    but then Go Daddy got big (started in 1997) and is now bigger than netsol and charges way less. netsol still gets $35 and is still important. so that's one way sl could be

    now you know we have 12 sims isl and 4 sims on our own grid with Reaction Grid and the price diff is HUGE as you pointed out (about 7% the cost actually) and we LOVE reaction grid. omg, they are so wonderful and soooo helpful (they actually care and i truly believe that LL does not care at all about me – waaaah) =p

    i think sl will be the big player for casual people in the long run because it is so easy. there is a def cold-water-in-the-face moment with OpenSim. for me anyway, i was overwhelmed at the lack of stuff i had. i do lots of building with subQuark, even multi-sim campus development, but i freaked out that i would have to start all over again with textures and the like (i am mixed on using second inventory and have used meerkat to grab some of my bigger builds)

    BUT that very same "oh crap" moment is also a blessing that you alluded to. since i can't just pop over to Corn Furniture and buy an office chair for 50 cents, i end up making it. and that has proved very rewarding

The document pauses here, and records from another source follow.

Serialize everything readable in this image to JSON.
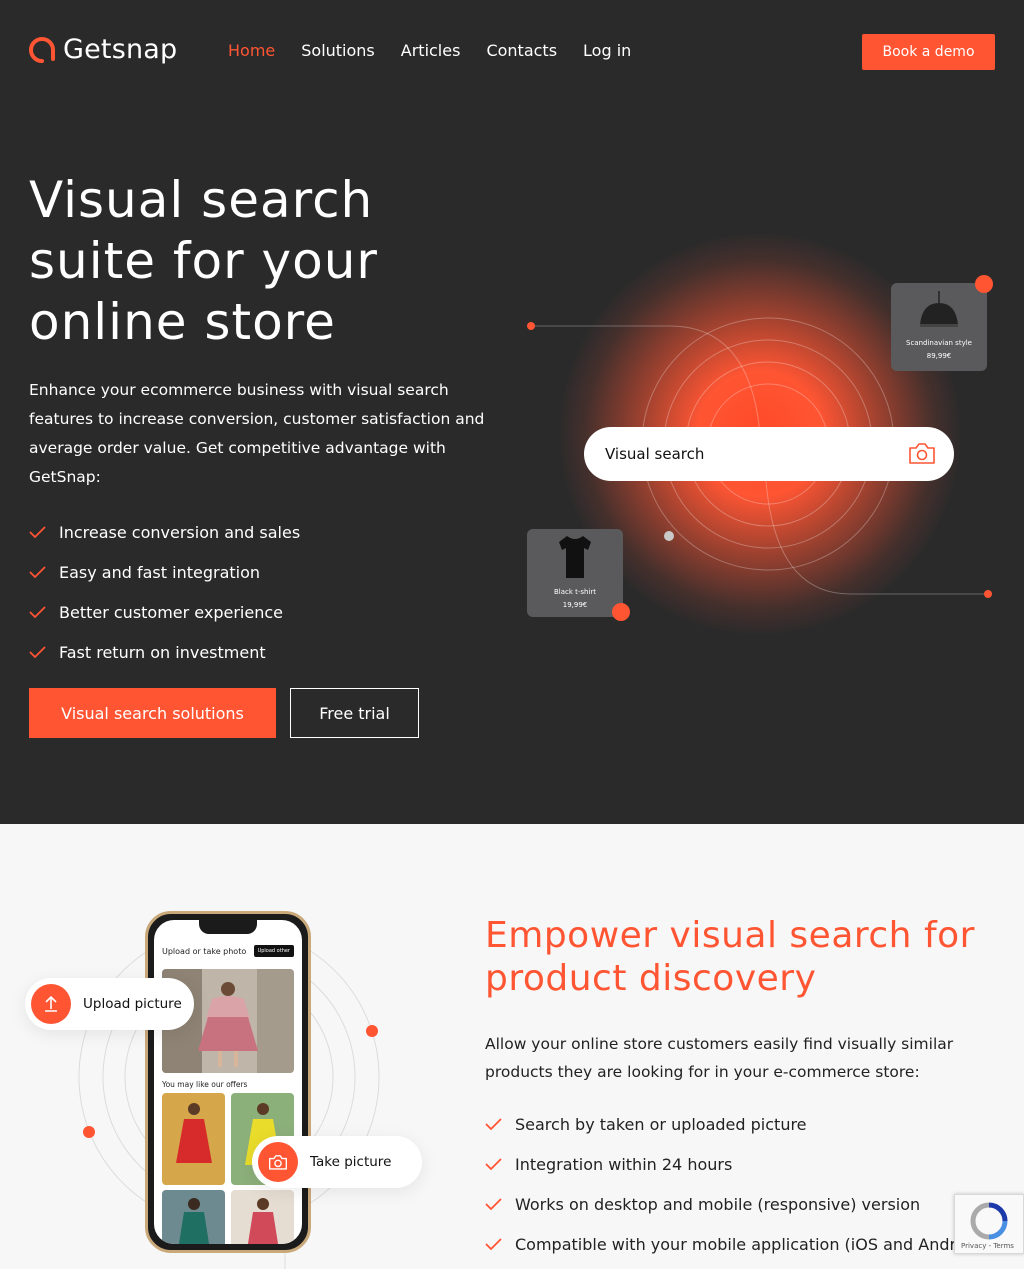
{
  "header": {
    "logo_text": "Getsnap",
    "nav": [
      {
        "label": "Home",
        "active": true
      },
      {
        "label": "Solutions",
        "active": false
      },
      {
        "label": "Articles",
        "active": false
      },
      {
        "label": "Contacts",
        "active": false
      },
      {
        "label": "Log in",
        "active": false
      }
    ],
    "demo_button": "Book a demo"
  },
  "hero": {
    "title": "Visual search suite for your online store",
    "description": "Enhance your ecommerce business with visual search features to increase conversion, customer satisfaction and average order value. Get competitive advantage with GetSnap:",
    "features": [
      "Increase conversion and sales",
      "Easy and fast integration",
      "Better customer experience",
      "Fast return on investment"
    ],
    "primary_button": "Visual search solutions",
    "secondary_button": "Free trial",
    "visual": {
      "search_label": "Visual search",
      "products": [
        {
          "name": "Scandinavian style",
          "price": "89,99€"
        },
        {
          "name": "Black t-shirt",
          "price": "19,99€"
        }
      ]
    }
  },
  "section2": {
    "title": "Empower visual search for product discovery",
    "description": "Allow your online store customers easily find visually similar products they are looking for in your e-commerce store:",
    "features": [
      "Search by taken or uploaded picture",
      "Integration within 24 hours",
      "Works on desktop and mobile (responsive) version",
      "Compatible with your mobile application (iOS and Android)"
    ],
    "phone": {
      "header": "Upload or take photo",
      "header_button": "Upload other",
      "subheader": "You may like our offers"
    },
    "upload_pill": "Upload picture",
    "take_pill": "Take picture"
  },
  "recaptcha": {
    "text": "Privacy - Terms"
  },
  "colors": {
    "accent": "#ff5533",
    "dark_bg": "#2a2a2b",
    "light_bg": "#f7f7f7"
  }
}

    and, one last "but", when e-commerce gets introduced into opensim, well, that will be a game changer – then LL will need to really worry

    thanks for letting me blab all over the place =)